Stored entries
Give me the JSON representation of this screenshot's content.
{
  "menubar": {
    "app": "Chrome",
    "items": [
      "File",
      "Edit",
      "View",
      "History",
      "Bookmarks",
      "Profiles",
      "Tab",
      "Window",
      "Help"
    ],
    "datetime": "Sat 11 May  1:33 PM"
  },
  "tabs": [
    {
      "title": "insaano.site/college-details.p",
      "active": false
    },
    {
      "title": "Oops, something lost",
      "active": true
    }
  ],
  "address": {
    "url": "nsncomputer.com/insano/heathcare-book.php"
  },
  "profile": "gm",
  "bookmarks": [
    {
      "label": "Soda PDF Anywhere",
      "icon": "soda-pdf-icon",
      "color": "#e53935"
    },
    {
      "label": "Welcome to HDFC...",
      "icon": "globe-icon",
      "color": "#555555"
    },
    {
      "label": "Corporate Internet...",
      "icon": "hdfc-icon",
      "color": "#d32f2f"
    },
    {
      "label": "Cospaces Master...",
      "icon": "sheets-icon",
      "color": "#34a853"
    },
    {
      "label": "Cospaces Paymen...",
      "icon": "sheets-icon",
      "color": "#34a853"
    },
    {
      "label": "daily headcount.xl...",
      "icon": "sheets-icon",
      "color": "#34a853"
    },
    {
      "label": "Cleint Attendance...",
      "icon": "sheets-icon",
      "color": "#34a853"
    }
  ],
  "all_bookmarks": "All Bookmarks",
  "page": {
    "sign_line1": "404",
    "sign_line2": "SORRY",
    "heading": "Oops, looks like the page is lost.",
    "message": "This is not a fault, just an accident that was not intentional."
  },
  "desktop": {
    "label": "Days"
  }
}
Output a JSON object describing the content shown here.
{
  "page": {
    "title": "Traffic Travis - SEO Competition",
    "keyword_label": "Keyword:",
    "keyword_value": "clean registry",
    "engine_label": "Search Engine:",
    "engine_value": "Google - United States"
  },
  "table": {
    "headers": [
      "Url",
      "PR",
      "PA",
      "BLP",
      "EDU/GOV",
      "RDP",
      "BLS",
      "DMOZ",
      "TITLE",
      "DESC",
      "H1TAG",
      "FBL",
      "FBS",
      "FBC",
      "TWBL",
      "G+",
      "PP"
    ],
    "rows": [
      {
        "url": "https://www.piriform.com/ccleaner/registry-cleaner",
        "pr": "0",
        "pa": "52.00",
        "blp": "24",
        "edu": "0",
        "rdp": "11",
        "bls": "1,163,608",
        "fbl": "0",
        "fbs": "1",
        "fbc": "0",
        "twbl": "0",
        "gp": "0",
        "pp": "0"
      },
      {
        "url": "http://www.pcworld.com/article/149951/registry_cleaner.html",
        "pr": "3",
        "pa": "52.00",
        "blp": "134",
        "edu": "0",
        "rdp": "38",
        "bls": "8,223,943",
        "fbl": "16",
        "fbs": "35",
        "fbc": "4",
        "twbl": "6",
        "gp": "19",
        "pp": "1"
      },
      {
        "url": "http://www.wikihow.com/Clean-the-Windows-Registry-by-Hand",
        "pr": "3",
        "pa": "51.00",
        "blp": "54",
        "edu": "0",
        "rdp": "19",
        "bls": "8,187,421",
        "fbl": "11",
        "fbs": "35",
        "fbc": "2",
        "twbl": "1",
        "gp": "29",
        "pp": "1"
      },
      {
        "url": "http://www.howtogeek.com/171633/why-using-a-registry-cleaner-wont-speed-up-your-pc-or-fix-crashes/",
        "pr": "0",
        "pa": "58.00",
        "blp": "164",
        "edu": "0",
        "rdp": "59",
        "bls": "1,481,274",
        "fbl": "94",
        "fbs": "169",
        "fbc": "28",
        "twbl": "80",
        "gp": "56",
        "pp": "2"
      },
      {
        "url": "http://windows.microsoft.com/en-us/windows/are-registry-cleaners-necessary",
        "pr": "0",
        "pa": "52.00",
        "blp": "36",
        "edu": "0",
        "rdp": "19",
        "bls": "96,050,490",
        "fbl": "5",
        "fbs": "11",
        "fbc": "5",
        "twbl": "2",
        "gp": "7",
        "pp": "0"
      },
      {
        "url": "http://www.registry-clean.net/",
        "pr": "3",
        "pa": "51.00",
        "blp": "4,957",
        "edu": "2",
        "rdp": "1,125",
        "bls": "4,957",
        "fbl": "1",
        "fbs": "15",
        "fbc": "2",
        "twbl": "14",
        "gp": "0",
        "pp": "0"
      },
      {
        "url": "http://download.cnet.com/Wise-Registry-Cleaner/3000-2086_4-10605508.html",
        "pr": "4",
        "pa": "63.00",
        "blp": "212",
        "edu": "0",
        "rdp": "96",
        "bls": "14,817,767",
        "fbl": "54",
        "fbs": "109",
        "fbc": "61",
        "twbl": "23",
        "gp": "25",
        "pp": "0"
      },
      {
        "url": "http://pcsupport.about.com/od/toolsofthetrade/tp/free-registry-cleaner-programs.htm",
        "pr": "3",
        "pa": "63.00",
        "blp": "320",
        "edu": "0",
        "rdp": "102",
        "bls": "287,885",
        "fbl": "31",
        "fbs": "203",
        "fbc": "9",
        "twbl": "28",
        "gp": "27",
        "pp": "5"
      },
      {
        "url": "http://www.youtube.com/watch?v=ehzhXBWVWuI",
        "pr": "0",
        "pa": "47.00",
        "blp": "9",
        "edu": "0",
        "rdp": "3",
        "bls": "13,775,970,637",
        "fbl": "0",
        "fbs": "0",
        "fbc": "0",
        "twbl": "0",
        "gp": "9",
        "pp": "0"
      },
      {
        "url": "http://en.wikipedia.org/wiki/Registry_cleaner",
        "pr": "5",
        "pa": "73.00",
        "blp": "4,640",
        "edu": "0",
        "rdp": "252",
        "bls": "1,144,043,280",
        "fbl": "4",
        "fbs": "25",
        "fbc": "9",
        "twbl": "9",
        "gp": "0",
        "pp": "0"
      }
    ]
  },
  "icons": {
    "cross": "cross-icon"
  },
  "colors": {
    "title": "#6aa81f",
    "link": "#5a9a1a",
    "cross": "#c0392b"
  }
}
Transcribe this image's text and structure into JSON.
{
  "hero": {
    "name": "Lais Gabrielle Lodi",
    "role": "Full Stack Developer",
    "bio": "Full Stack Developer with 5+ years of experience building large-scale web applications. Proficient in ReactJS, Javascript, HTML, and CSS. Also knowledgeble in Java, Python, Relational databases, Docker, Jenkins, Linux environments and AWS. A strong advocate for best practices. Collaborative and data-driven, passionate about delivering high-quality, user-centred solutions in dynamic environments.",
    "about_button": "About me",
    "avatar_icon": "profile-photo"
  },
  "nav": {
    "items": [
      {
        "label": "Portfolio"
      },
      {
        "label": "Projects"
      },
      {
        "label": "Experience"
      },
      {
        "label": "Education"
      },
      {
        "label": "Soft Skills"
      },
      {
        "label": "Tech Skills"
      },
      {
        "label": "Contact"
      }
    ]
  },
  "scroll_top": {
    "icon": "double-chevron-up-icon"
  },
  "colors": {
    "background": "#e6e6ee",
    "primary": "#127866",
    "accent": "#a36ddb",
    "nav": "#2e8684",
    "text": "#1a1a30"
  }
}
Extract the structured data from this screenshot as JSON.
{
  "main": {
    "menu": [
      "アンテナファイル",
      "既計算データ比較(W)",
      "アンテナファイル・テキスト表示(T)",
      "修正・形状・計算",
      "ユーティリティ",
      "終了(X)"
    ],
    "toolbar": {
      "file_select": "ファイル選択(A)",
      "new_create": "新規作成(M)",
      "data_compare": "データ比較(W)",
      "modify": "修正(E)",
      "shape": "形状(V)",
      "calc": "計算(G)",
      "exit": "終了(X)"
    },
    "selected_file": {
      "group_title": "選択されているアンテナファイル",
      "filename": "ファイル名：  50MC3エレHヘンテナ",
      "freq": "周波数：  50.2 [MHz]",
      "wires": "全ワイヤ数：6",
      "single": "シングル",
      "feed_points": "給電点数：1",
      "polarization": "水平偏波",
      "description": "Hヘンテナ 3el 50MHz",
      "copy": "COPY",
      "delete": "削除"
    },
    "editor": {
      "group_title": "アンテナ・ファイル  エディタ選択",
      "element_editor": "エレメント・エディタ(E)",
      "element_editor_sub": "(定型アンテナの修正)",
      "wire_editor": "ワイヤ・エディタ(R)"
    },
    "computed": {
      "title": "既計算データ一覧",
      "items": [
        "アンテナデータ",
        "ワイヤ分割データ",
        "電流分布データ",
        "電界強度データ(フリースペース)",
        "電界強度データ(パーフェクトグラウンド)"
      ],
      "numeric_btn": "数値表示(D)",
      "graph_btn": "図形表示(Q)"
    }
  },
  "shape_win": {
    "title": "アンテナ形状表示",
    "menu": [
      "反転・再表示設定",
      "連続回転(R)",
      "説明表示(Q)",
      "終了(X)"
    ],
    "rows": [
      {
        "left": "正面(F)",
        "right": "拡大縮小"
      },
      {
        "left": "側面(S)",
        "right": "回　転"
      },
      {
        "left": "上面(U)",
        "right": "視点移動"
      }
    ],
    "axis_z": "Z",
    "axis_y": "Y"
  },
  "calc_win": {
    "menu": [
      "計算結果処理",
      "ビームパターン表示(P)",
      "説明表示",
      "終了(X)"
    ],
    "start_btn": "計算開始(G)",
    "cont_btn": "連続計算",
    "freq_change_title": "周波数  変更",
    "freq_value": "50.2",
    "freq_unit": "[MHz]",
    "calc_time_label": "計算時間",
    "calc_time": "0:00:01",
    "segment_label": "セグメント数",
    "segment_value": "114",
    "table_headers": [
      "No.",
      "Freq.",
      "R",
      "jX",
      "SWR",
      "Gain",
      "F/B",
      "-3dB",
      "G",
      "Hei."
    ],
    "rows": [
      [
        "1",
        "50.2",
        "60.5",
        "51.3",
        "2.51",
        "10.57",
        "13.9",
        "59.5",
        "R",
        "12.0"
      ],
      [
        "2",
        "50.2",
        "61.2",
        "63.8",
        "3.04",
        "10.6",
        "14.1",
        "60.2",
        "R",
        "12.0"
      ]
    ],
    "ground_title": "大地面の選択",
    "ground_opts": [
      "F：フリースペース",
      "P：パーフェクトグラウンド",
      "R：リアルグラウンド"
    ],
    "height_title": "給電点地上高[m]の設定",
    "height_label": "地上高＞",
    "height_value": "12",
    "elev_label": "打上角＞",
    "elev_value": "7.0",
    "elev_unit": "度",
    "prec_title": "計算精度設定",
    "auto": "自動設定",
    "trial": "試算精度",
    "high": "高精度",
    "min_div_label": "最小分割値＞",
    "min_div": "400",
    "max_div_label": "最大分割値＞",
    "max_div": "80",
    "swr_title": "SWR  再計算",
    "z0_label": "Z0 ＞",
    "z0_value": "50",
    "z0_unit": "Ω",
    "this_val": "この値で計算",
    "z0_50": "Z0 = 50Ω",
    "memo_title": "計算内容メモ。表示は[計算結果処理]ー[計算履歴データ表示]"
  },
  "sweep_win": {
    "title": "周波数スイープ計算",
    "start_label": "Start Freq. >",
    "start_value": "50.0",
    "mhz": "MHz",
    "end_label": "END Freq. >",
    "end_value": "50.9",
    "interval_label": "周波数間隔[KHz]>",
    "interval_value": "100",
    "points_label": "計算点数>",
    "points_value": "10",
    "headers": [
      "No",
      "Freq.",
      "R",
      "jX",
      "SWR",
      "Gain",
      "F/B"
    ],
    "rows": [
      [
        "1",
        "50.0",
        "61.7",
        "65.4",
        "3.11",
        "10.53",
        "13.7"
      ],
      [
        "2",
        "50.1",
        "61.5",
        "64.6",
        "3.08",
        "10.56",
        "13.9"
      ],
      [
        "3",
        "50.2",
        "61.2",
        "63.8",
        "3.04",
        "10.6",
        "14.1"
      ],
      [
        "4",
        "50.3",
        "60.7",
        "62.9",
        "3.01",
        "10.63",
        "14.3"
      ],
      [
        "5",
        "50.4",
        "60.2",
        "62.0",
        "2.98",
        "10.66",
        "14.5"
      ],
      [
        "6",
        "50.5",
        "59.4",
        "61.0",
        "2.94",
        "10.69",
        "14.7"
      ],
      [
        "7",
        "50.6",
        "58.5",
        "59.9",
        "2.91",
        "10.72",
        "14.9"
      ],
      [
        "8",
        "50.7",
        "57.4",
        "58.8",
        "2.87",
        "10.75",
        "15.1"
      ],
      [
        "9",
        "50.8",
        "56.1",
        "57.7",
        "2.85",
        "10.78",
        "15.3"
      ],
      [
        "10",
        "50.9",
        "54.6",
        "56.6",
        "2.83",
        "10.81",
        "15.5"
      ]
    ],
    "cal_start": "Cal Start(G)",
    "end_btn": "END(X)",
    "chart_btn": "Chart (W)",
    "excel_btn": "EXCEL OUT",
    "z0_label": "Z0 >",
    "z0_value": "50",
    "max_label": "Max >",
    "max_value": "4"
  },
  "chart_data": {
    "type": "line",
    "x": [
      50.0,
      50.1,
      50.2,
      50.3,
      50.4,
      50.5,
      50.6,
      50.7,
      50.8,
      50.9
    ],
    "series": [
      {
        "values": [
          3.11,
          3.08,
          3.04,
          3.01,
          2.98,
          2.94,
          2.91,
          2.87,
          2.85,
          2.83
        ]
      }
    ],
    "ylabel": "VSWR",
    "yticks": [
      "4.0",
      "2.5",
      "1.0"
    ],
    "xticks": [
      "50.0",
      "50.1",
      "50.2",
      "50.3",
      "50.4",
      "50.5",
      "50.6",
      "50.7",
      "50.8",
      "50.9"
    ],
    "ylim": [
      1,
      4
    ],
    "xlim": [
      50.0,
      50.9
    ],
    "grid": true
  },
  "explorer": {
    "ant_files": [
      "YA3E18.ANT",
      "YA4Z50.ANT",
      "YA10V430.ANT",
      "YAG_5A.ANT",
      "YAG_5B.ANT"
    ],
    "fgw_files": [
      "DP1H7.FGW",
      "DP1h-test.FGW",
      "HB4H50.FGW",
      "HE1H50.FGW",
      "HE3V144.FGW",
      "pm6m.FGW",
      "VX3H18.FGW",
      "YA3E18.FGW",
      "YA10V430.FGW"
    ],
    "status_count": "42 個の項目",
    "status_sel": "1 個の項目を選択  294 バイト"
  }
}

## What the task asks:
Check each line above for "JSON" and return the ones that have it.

## Exercise response:
Give me the JSON representation of this screenshot's content.
Output a JSON object describing the content shown here.
Transcribe this image's text and structure into JSON.
Extract the structured data from this screenshot as JSON.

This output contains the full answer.